Available data:
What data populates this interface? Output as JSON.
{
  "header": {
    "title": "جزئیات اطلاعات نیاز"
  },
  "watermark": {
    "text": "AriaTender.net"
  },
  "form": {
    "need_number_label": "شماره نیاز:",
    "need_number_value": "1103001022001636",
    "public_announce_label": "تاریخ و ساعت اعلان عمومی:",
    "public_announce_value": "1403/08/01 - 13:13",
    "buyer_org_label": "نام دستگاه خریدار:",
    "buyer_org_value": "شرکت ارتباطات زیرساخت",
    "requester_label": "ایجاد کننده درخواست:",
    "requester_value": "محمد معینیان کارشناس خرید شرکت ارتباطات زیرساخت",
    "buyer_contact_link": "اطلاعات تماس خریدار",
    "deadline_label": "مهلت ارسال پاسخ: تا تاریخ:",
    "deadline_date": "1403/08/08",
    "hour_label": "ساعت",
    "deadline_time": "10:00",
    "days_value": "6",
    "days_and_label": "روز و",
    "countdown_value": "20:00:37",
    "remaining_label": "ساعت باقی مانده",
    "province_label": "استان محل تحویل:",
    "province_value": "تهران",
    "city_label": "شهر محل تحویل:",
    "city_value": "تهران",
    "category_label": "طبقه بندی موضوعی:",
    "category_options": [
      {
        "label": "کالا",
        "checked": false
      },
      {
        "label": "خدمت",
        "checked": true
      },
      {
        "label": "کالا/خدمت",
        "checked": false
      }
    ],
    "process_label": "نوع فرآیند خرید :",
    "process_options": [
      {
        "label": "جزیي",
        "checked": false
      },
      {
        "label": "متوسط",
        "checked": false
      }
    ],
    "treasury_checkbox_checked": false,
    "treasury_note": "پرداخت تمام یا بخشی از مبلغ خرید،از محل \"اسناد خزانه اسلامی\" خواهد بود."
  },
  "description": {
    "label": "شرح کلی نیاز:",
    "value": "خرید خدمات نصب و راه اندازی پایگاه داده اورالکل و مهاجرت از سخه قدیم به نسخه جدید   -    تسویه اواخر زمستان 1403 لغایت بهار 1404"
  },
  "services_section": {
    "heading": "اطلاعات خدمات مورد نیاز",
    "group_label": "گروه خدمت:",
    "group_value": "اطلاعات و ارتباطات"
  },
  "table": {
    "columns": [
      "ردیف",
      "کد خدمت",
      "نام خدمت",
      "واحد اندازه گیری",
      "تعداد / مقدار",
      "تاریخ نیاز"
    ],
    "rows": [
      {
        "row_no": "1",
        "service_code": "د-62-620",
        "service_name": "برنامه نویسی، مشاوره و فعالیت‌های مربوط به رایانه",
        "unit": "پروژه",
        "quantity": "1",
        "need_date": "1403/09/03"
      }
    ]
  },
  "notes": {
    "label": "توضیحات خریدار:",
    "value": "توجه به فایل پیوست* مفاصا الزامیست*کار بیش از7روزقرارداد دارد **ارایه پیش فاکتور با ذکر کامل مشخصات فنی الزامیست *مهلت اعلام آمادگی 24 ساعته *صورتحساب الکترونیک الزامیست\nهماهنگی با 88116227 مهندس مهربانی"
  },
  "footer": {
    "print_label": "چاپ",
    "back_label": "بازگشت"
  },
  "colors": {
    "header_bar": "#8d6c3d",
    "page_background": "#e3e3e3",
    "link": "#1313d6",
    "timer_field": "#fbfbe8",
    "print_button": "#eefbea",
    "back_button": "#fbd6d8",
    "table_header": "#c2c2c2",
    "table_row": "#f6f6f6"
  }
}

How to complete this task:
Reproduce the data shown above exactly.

Written reply:
What data populates this interface? Output as JSON.
{
  "header": {
    "title": "جزئیات اطلاعات نیاز"
  },
  "watermark": {
    "text": "AriaTender.net"
  },
  "form": {
    "need_number_label": "شماره نیاز:",
    "need_number_value": "1103001022001636",
    "public_announce_label": "تاریخ و ساعت اعلان عمومی:",
    "public_announce_value": "1403/08/01 - 13:13",
    "buyer_org_label": "نام دستگاه خریدار:",
    "buyer_org_value": "شرکت ارتباطات زیرساخت",
    "requester_label": "ایجاد کننده درخواست:",
    "requester_value": "محمد معینیان کارشناس خرید شرکت ارتباطات زیرساخت",
    "buyer_contact_link": "اطلاعات تماس خریدار",
    "deadline_label": "مهلت ارسال پاسخ: تا تاریخ:",
    "deadline_date": "1403/08/08",
    "hour_label": "ساعت",
    "deadline_time": "10:00",
    "days_value": "6",
    "days_and_label": "روز و",
    "countdown_value": "20:00:37",
    "remaining_label": "ساعت باقی مانده",
    "province_label": "استان محل تحویل:",
    "province_value": "تهران",
    "city_label": "شهر محل تحویل:",
    "city_value": "تهران",
    "category_label": "طبقه بندی موضوعی:",
    "category_options": [
      {
        "label": "کالا",
        "checked": false
      },
      {
        "label": "خدمت",
        "checked": true
      },
      {
        "label": "کالا/خدمت",
        "checked": false
      }
    ],
    "process_label": "نوع فرآیند خرید :",
    "process_options": [
      {
        "label": "جزیي",
        "checked": false
      },
      {
        "label": "متوسط",
        "checked": false
      }
    ],
    "treasury_checkbox_checked": false,
    "treasury_note": "پرداخت تمام یا بخشی از مبلغ خرید،از محل \"اسناد خزانه اسلامی\" خواهد بود."
  },
  "description": {
    "label": "شرح کلی نیاز:",
    "value": "خرید خدمات نصب و راه اندازی پایگاه داده اورالکل و مهاجرت از سخه قدیم به نسخه جدید   -    تسویه اواخر زمستان 1403 لغایت بهار 1404"
  },
  "services_section": {
    "heading": "اطلاعات خدمات مورد نیاز",
    "group_label": "گروه خدمت:",
    "group_value": "اطلاعات و ارتباطات"
  },
  "table": {
    "columns": [
      "ردیف",
      "کد خدمت",
      "نام خدمت",
      "واحد اندازه گیری",
      "تعداد / مقدار",
      "تاریخ نیاز"
    ],
    "rows": [
      {
        "row_no": "1",
        "service_code": "د-62-620",
        "service_name": "برنامه نویسی، مشاوره و فعالیت‌های مربوط به رایانه",
        "unit": "پروژه",
        "quantity": "1",
        "need_date": "1403/09/03"
      }
    ]
  },
  "notes": {
    "label": "توضیحات خریدار:",
    "value": "توجه به فایل پیوست* مفاصا الزامیست*کار بیش از7روزقرارداد دارد **ارایه پیش فاکتور با ذکر کامل مشخصات فنی الزامیست *مهلت اعلام آمادگی 24 ساعته *صورتحساب الکترونیک الزامیست\nهماهنگی با 88116227 مهندس مهربانی"
  },
  "footer": {
    "print_label": "چاپ",
    "back_label": "بازگشت"
  },
  "colors": {
    "header_bar": "#8d6c3d",
    "page_background": "#e3e3e3",
    "link": "#1313d6",
    "timer_field": "#fbfbe8",
    "print_button": "#eefbea",
    "back_button": "#fbd6d8",
    "table_header": "#c2c2c2",
    "table_row": "#f6f6f6"
  }
}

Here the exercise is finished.